**Prompt:** Copy every line of the records that includes the word "search".

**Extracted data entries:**
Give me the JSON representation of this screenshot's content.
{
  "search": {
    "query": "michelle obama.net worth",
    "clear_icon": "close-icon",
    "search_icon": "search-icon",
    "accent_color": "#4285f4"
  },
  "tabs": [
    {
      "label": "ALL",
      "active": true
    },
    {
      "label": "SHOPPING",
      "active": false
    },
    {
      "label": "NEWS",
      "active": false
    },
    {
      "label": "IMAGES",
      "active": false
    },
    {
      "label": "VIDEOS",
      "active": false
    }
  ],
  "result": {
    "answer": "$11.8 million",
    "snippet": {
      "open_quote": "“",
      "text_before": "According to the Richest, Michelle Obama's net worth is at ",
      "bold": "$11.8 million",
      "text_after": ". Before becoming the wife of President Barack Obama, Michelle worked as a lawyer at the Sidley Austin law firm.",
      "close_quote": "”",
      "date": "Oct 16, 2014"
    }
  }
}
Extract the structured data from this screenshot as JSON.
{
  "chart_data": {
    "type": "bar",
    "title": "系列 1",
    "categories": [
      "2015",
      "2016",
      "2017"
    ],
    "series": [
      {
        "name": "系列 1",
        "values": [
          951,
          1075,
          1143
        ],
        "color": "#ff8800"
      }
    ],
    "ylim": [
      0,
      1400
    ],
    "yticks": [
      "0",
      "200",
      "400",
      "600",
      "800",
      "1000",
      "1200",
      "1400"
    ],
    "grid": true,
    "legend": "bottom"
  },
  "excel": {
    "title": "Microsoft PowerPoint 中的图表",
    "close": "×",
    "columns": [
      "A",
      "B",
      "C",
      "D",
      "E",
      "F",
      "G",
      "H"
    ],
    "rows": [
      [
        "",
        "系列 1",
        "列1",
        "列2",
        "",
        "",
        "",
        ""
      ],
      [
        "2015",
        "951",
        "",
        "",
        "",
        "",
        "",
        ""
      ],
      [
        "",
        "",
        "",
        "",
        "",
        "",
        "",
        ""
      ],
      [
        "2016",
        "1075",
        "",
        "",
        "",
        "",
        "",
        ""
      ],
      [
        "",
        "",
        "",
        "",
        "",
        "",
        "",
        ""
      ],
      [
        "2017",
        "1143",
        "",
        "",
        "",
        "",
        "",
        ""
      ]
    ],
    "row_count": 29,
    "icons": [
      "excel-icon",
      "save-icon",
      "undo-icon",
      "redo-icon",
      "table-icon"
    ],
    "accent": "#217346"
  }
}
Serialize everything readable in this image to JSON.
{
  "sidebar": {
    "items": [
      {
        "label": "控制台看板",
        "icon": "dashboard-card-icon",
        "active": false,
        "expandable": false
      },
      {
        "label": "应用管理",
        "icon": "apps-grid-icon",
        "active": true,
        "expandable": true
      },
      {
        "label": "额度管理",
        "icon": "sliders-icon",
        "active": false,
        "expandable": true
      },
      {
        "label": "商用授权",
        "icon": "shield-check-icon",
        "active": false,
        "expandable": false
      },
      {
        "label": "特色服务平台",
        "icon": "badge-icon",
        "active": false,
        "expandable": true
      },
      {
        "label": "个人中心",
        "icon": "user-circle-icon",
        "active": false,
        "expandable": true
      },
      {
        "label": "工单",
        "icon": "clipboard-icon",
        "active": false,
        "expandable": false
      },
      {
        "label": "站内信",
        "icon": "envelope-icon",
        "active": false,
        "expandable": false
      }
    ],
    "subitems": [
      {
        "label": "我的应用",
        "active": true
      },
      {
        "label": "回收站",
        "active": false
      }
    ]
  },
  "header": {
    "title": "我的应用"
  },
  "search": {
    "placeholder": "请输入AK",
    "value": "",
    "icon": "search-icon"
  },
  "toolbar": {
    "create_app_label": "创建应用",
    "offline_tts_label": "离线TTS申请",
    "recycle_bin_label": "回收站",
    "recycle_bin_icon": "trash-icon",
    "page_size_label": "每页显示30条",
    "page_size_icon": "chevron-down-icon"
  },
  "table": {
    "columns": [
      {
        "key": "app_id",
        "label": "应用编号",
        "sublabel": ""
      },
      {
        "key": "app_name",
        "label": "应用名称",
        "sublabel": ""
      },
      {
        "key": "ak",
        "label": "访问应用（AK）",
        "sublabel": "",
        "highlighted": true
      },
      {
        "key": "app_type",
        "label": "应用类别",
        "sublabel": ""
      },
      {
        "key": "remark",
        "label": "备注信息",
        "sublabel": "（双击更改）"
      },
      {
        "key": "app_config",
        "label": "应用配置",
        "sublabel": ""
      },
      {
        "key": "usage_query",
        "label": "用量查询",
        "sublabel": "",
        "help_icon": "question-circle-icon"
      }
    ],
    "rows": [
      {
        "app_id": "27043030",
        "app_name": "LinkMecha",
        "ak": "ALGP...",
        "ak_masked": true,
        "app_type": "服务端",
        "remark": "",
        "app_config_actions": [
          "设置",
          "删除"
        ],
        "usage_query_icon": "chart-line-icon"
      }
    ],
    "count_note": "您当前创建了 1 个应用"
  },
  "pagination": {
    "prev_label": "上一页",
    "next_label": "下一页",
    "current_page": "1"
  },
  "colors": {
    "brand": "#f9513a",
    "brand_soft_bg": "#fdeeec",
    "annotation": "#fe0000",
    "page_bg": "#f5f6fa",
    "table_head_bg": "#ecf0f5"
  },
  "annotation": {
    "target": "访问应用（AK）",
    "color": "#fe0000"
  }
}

**Output for this task:**
  "search": {
    "search_icon": "search-icon",
  "search": {
    "icon": "search-icon"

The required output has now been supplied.